AbstractSustainability is a term used widely within the current fashion system, at times to give a positive appearance without necessarily giving any real depth to the meaning. As media attention highlights the global climate change crisis which has become part of every strand of our lives, governments and organisations are defining the need to move towards the goal of zero-waste in all aspects of production. The fast-changing landscape of the fashion industry as it moves away from a linear system of production and consumption and disposal, now needs to consider product life cycle, including end of life, responsible user centred design, and environmental and social impact.
The purpose of this study is to highlight the possibilities of producing clothing with zero waste at manufacture level but also to be responsible for the reuse of these material resources through further loops in the cycle before ultimate end of life. To achieve this participant wearer trials were undertaken to gain feedback through diary entries and semi structured interviews at each stage. A pilot study was first approached to test the design and wearability of the garments and then a participant wearer trial was undertaken over a period to test the rigour of the selected garments through the lived experience.

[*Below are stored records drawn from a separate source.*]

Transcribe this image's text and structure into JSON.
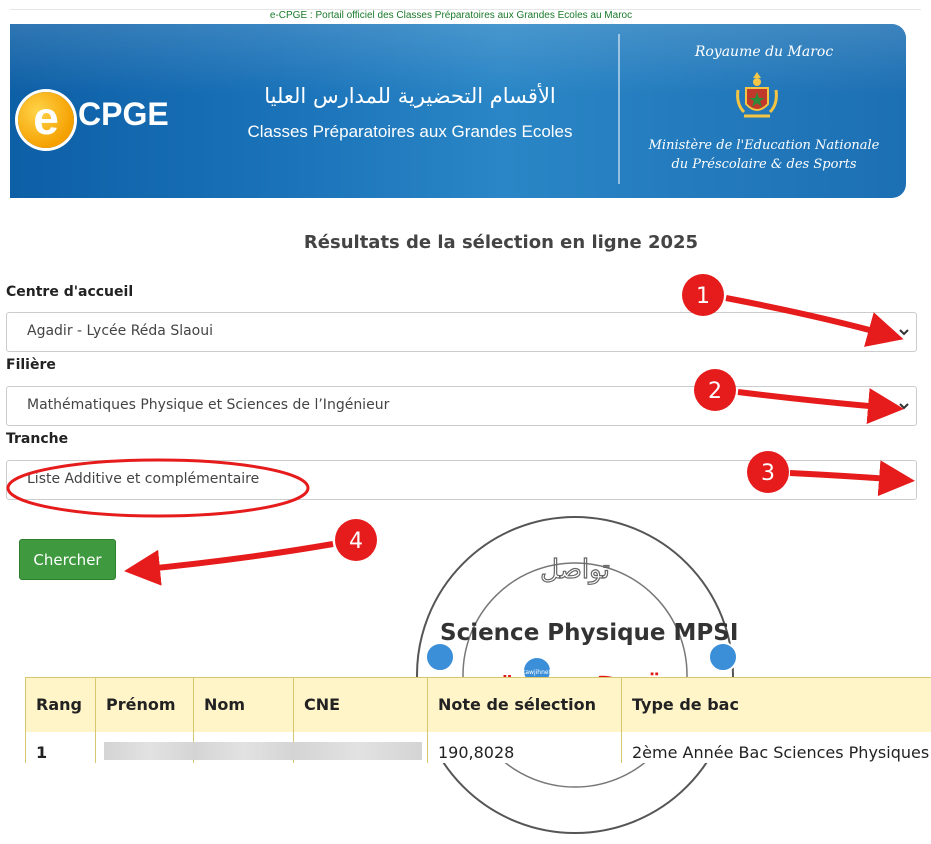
{
  "header": {
    "portal_caption": "e-CPGE : Portail officiel des Classes Préparatoires aux Grandes Ecoles au Maroc",
    "logo_letter": "e",
    "logo_text": "CPGE",
    "arabic_title": "الأقسام التحضيرية للمدارس العليا",
    "french_title": "Classes Préparatoires aux Grandes Ecoles",
    "kingdom": "Royaume du Maroc",
    "ministry_line1": "Ministère de l'Education Nationale",
    "ministry_line2": "du Préscolaire & des Sports"
  },
  "page": {
    "title": "Résultats de la sélection en ligne 2025"
  },
  "form": {
    "centre": {
      "label": "Centre d'accueil",
      "value": "Agadir - Lycée Réda Slaoui"
    },
    "filiere": {
      "label": "Filière",
      "value": "Mathématiques Physique et Sciences de l’Ingénieur"
    },
    "tranche": {
      "label": "Tranche",
      "value": "Liste Additive et complémentaire"
    },
    "search_button": "Chercher"
  },
  "annotations": {
    "markers": [
      "1",
      "2",
      "3",
      "4"
    ],
    "marker_color": "#e61b1b"
  },
  "watermark": {
    "text": "تواصل",
    "brand": "توجيه نت",
    "badge": "tawjihnet"
  },
  "results": {
    "heading": "Science Physique MPSI",
    "columns": [
      "Rang",
      "Prénom",
      "Nom",
      "CNE",
      "Note de sélection",
      "Type de bac"
    ],
    "rows": [
      {
        "rang": "1",
        "note": "190,8028",
        "type_bac": "2ème Année Bac Sciences Physiques"
      }
    ]
  },
  "colors": {
    "banner_blue": "#1a72b8",
    "button_green": "#3f9a3f",
    "table_header_bg": "#fff5c8",
    "table_border": "#d8c76e",
    "caption_green": "#1a7a2a"
  }
}
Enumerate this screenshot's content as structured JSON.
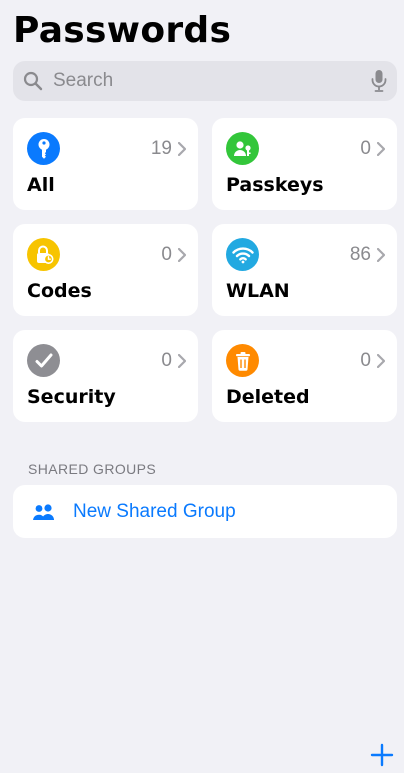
{
  "header": {
    "title": "Passwords"
  },
  "search": {
    "placeholder": "Search"
  },
  "categories": [
    {
      "label": "All",
      "count": "19",
      "icon": "key-icon",
      "color": "#0a7afe"
    },
    {
      "label": "Passkeys",
      "count": "0",
      "icon": "person-key-icon",
      "color": "#33c63a"
    },
    {
      "label": "Codes",
      "count": "0",
      "icon": "lock-clock-icon",
      "color": "#f7c400"
    },
    {
      "label": "WLAN",
      "count": "86",
      "icon": "wifi-icon",
      "color": "#22a9e1"
    },
    {
      "label": "Security",
      "count": "0",
      "icon": "checkmark-icon",
      "color": "#8e8e93"
    },
    {
      "label": "Deleted",
      "count": "0",
      "icon": "trash-icon",
      "color": "#ff8a00"
    }
  ],
  "shared": {
    "header": "SHARED GROUPS",
    "new_group_label": "New Shared Group"
  },
  "colors": {
    "accent": "#0a7afe",
    "background": "#f1f1f6"
  }
}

The key findings of this study are that it is possible to design garments in a way that considers design for disassembly and reassembly through a zero-waste pattern cutting method which allows more scope for reuse into multiple future designs. The trial participants responded to the circular design system accepting reused fabric as ‘new’ and were often found to be more responsive to reused fabric rather than using virgin materials forming an emotional attachment.
The study leads the way for further research into the possibilities of achieving zero-waste within the whole fashion and textile cycle.
|Date of Award
|7 Jul 2023
|Rina Arya (Main Supervisor) & Parikshit Goswami (Co-Supervisor)